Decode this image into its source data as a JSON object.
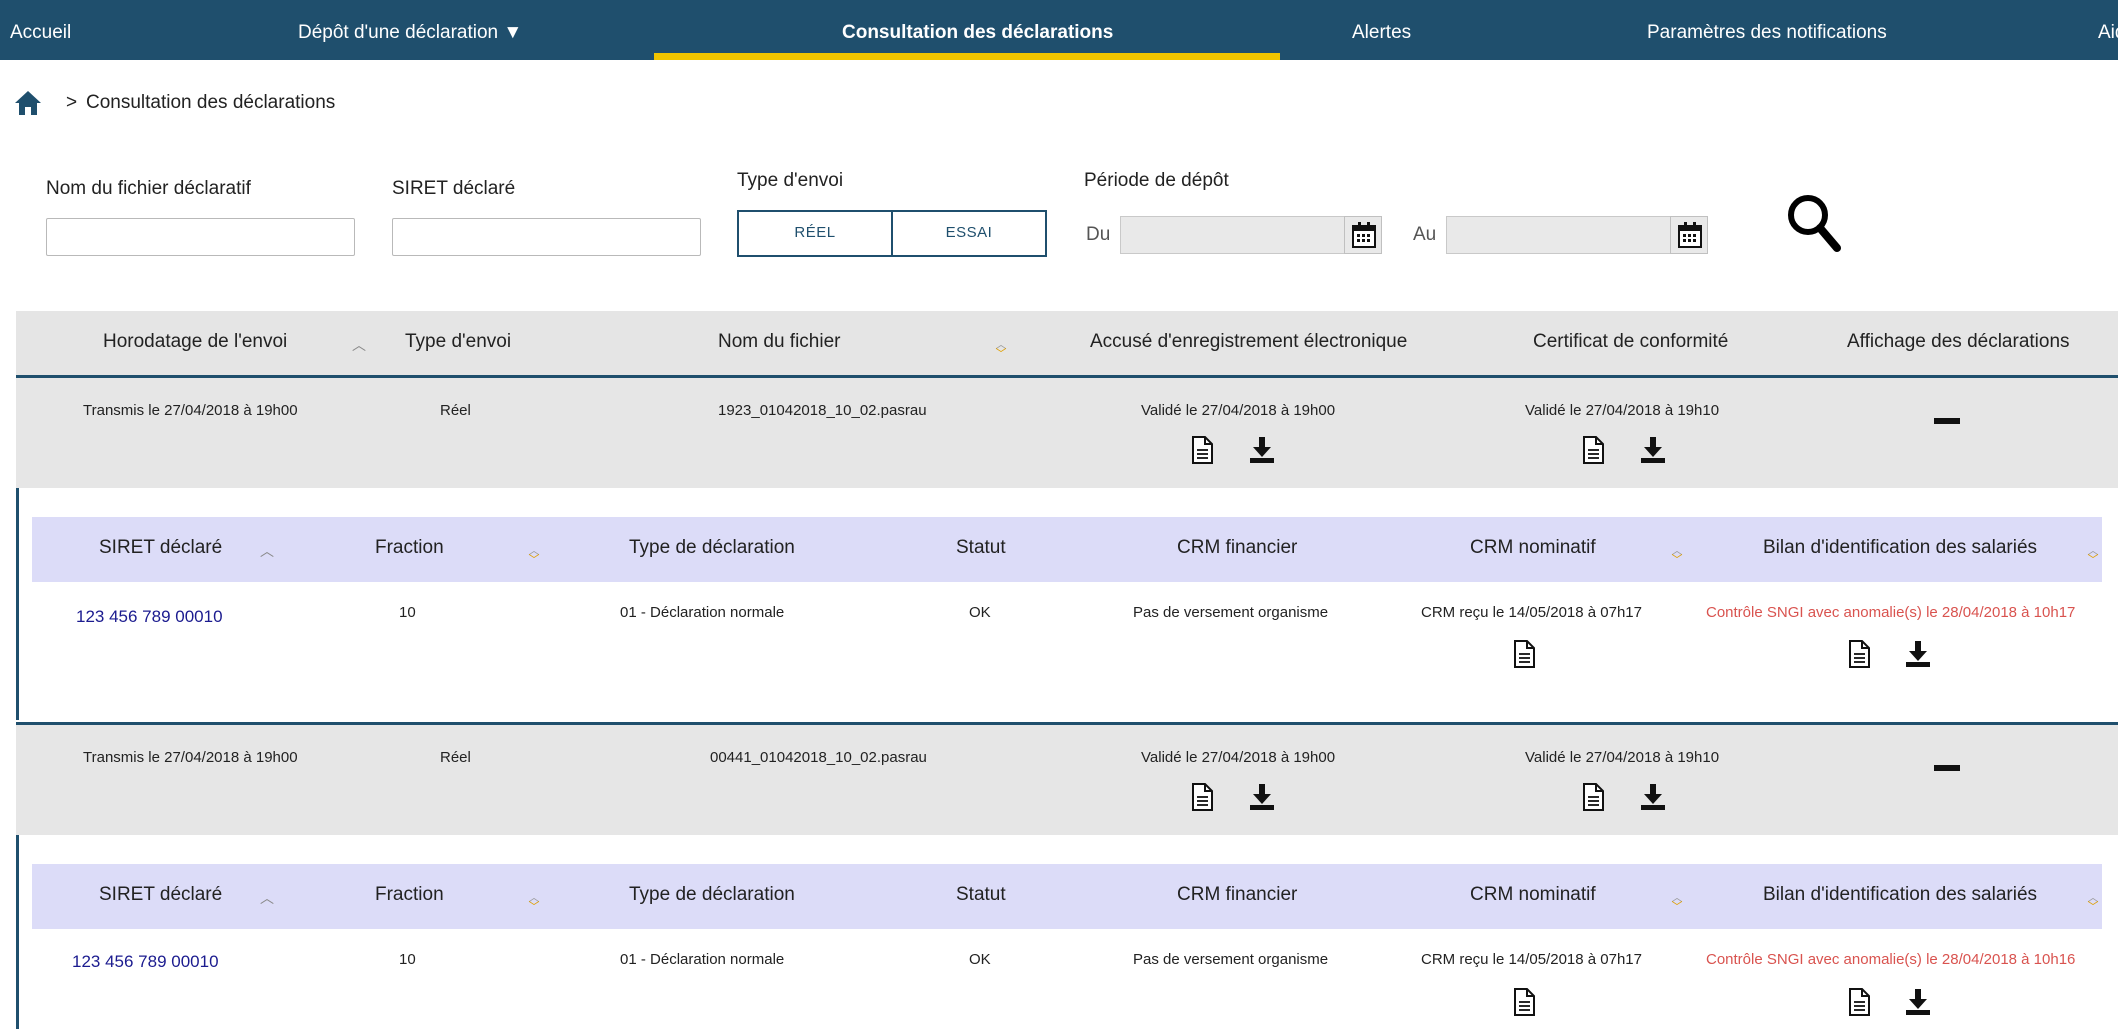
{
  "nav": {
    "items": [
      "Accueil",
      "Dépôt d'une déclaration ▼",
      "Consultation des déclarations",
      "Alertes",
      "Paramètres des notifications",
      "Aide"
    ],
    "active_index": 2
  },
  "breadcrumb": {
    "separator": ">",
    "current": "Consultation des déclarations"
  },
  "filters": {
    "file_name_label": "Nom du fichier déclaratif",
    "file_name_value": "",
    "siret_label": "SIRET déclaré",
    "siret_value": "",
    "send_type_label": "Type d'envoi",
    "send_type_options": [
      "RÉEL",
      "ESSAI"
    ],
    "period_label": "Période de dépôt",
    "from_label": "Du",
    "from_value": "",
    "to_label": "Au",
    "to_value": ""
  },
  "table": {
    "headers": [
      "Horodatage de l'envoi",
      "Type d'envoi",
      "Nom du fichier",
      "Accusé d'enregistrement électronique",
      "Certificat de conformité",
      "Affichage des déclarations"
    ],
    "sub_headers": [
      "SIRET déclaré",
      "Fraction",
      "Type de déclaration",
      "Statut",
      "CRM financier",
      "CRM nominatif",
      "Bilan d'identification des salariés"
    ],
    "rows": [
      {
        "timestamp": "Transmis le 27/04/2018 à 19h00",
        "type": "Réel",
        "file": "1923_01042018_10_02.pasrau",
        "ack": "Validé le 27/04/2018 à 19h00",
        "cert": "Validé le 27/04/2018 à 19h10",
        "detail": {
          "siret": "123 456 789 00010",
          "fraction": "10",
          "decl_type": "01 - Déclaration normale",
          "status": "OK",
          "crm_fin": "Pas de versement organisme",
          "crm_nom": "CRM reçu le 14/05/2018 à 07h17",
          "bilan": "Contrôle SNGI avec anomalie(s) le 28/04/2018 à 10h17"
        }
      },
      {
        "timestamp": "Transmis le 27/04/2018 à 19h00",
        "type": "Réel",
        "file": "00441_01042018_10_02.pasrau",
        "ack": "Validé le 27/04/2018 à 19h00",
        "cert": "Validé le 27/04/2018 à 19h10",
        "detail": {
          "siret": "123 456 789 00010",
          "fraction": "10",
          "decl_type": "01 - Déclaration normale",
          "status": "OK",
          "crm_fin": "Pas de versement organisme",
          "crm_nom": "CRM reçu le 14/05/2018 à 07h17",
          "bilan": "Contrôle SNGI avec anomalie(s) le 28/04/2018 à 10h16"
        }
      }
    ]
  },
  "colors": {
    "nav_bg": "#1f4f6d",
    "nav_active_underline": "#f0c400",
    "siret_link": "#1b1b8f",
    "anomaly_text": "#d9534f",
    "sub_header_bg": "#dcdcf8",
    "row_bg": "#e6e6e6"
  }
}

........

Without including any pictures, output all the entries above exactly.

Decode this image into its source data as a JSON object.
{
  "nav": {
    "items": [
      "Accueil",
      "Dépôt d'une déclaration ▼",
      "Consultation des déclarations",
      "Alertes",
      "Paramètres des notifications",
      "Aide"
    ],
    "active_index": 2
  },
  "breadcrumb": {
    "separator": ">",
    "current": "Consultation des déclarations"
  },
  "filters": {
    "file_name_label": "Nom du fichier déclaratif",
    "file_name_value": "",
    "siret_label": "SIRET déclaré",
    "siret_value": "",
    "send_type_label": "Type d'envoi",
    "send_type_options": [
      "RÉEL",
      "ESSAI"
    ],
    "period_label": "Période de dépôt",
    "from_label": "Du",
    "from_value": "",
    "to_label": "Au",
    "to_value": ""
  },
  "table": {
    "headers": [
      "Horodatage de l'envoi",
      "Type d'envoi",
      "Nom du fichier",
      "Accusé d'enregistrement électronique",
      "Certificat de conformité",
      "Affichage des déclarations"
    ],
    "sub_headers": [
      "SIRET déclaré",
      "Fraction",
      "Type de déclaration",
      "Statut",
      "CRM financier",
      "CRM nominatif",
      "Bilan d'identification des salariés"
    ],
    "rows": [
      {
        "timestamp": "Transmis le 27/04/2018 à 19h00",
        "type": "Réel",
        "file": "1923_01042018_10_02.pasrau",
        "ack": "Validé le 27/04/2018 à 19h00",
        "cert": "Validé le 27/04/2018 à 19h10",
        "detail": {
          "siret": "123 456 789 00010",
          "fraction": "10",
          "decl_type": "01 - Déclaration normale",
          "status": "OK",
          "crm_fin": "Pas de versement organisme",
          "crm_nom": "CRM reçu le 14/05/2018 à 07h17",
          "bilan": "Contrôle SNGI avec anomalie(s) le 28/04/2018 à 10h17"
        }
      },
      {
        "timestamp": "Transmis le 27/04/2018 à 19h00",
        "type": "Réel",
        "file": "00441_01042018_10_02.pasrau",
        "ack": "Validé le 27/04/2018 à 19h00",
        "cert": "Validé le 27/04/2018 à 19h10",
        "detail": {
          "siret": "123 456 789 00010",
          "fraction": "10",
          "decl_type": "01 - Déclaration normale",
          "status": "OK",
          "crm_fin": "Pas de versement organisme",
          "crm_nom": "CRM reçu le 14/05/2018 à 07h17",
          "bilan": "Contrôle SNGI avec anomalie(s) le 28/04/2018 à 10h16"
        }
      }
    ]
  },
  "colors": {
    "nav_bg": "#1f4f6d",
    "nav_active_underline": "#f0c400",
    "siret_link": "#1b1b8f",
    "anomaly_text": "#d9534f",
    "sub_header_bg": "#dcdcf8",
    "row_bg": "#e6e6e6"
  }
}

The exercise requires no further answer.